Research shows one-third of all men diagnosed with prostate cancer have unmet sexuality and sexual health needs following treatment.
Specifically, rates of erectile dysfunction in prostate cancer survivors are 10 to 15 times higher than their age-matched peers without cancer.
Griffith University’s Professor Suzanne Chambers said treatments for prostate cancer, including surgery, radiation therapy and hormonal therapy had negative effects on men’s sexual functioning.
“Our online study is the first of its kind to assess masculinity, concerns about sexual health and what contributes to a man’s decision to seek support for their sexual concerns,” Prof Chambers said.
“Many men are reluctant to get help for their sexual concerns, including erectile dysfunction – and when they do, men don’t tend to continue with treatment.
“To date, there is little research to help us understand men’s concerns about their sexual health after prostate cancer, and how they prefer to address these concerns.

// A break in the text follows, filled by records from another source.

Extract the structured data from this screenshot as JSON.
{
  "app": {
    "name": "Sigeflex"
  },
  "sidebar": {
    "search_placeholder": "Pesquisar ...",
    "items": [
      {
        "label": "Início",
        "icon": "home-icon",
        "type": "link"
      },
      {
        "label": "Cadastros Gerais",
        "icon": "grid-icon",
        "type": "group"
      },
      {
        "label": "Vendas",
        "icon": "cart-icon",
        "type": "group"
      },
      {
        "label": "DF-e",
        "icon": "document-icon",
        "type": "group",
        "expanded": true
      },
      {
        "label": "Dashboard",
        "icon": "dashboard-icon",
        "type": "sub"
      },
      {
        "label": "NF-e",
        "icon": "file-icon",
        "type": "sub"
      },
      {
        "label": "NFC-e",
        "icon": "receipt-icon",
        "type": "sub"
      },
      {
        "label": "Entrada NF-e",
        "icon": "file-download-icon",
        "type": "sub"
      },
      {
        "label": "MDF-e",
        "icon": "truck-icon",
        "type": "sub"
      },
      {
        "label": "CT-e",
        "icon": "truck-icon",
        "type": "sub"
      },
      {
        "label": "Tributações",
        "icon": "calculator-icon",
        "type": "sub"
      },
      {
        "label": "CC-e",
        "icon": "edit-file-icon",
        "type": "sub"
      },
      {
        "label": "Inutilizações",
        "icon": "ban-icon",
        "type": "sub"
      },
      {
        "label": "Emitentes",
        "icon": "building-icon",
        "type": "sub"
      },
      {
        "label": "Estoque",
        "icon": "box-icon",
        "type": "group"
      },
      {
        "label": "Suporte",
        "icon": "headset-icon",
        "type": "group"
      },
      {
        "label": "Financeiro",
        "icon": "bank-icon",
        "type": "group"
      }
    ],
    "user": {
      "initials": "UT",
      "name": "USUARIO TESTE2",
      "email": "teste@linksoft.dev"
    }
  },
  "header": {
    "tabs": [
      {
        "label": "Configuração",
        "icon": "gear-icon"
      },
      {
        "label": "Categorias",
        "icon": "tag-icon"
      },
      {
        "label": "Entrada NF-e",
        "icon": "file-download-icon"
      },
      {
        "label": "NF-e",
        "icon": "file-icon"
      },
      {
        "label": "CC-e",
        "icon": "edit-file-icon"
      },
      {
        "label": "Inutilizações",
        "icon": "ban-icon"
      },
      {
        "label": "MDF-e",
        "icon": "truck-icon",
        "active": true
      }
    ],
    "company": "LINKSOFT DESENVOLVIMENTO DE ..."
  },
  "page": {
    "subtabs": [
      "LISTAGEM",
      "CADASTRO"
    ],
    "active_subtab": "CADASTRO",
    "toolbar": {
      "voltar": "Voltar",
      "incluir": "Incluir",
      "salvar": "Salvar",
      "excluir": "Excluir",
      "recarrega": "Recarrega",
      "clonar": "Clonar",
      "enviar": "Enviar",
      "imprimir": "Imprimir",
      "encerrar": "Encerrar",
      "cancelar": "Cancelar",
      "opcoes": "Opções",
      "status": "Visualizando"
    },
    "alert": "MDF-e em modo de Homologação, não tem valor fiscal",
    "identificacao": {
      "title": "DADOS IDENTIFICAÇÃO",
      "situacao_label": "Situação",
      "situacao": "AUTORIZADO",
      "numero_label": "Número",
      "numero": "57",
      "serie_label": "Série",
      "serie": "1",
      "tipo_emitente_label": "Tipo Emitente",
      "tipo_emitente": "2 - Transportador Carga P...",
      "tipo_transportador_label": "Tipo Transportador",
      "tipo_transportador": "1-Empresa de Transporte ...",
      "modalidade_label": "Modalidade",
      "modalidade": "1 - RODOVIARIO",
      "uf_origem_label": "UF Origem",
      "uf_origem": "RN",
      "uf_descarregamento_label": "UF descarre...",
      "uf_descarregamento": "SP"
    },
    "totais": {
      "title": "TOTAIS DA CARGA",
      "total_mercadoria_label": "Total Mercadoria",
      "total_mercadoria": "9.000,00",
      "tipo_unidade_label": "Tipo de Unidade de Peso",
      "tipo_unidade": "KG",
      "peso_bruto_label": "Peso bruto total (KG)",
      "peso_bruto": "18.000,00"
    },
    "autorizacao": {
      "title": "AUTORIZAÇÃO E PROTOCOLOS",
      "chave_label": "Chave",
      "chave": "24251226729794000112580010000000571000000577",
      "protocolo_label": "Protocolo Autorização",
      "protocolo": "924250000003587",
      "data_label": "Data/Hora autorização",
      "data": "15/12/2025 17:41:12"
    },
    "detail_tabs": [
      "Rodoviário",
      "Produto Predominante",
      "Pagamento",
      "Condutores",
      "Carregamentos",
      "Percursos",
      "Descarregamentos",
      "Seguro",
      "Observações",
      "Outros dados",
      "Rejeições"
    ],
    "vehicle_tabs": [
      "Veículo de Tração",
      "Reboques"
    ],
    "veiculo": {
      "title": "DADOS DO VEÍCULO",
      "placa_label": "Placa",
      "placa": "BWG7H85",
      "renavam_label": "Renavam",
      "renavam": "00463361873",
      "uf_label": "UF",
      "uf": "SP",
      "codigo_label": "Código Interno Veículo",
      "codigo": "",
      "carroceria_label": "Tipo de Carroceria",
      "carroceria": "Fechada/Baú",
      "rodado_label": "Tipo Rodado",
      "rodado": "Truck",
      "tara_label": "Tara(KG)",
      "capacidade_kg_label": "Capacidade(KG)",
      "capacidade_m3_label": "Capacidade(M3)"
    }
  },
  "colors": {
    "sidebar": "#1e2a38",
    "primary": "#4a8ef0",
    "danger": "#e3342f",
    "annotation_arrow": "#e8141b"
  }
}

“We’re asking for men, anywhere in the world, who are over 18 and have started or received treatment for prostate cancer to take part in our online survey.
“The results will provide new information about men’s decisions to seek help for impacts on their sexual function, satisfaction, and quality of life after prostate cancer treatment.
“From here, we can tailor follow-up treatment, support and resources to help men address their sexual concerns.”
Around 4000 Queensland men are diagnosed with prostate cancer each year, and about 640 men die from the disease.
Research shows up to 85 per cent of men experience erectile dysfunction up to 17 years after treatment, but few seek help to cope.
Cancer Council Queensland spokesperson Katie Clift encouraged Queenslanders with any questions about prostate cancer support to call Cancer Council’s 13 11 20.
“Men with prostate cancer, and their family and friends, are encouraged to call 13 11 20 for advice, support or referral to support groups or specialised cancer counselling,” Ms Clift said.
“We encourage those affected to talk to one of our qualified health professionals for information, support, advice, and emotional assistance.”
The Men and Sexual Health Prostate Cancer Study is a joint Cancer Council Queensland and Griffith University project.
Men aged over 18, anywhere in the world, who have started or received prostate cancer treatment can take part in the survey via menandprostatecancer.org.
For more information or interviews, please contact:
Media and Spokesperson,
Cancer Council Queensland
Phone: (07) 3634 5372
Mobile: 0409 001 171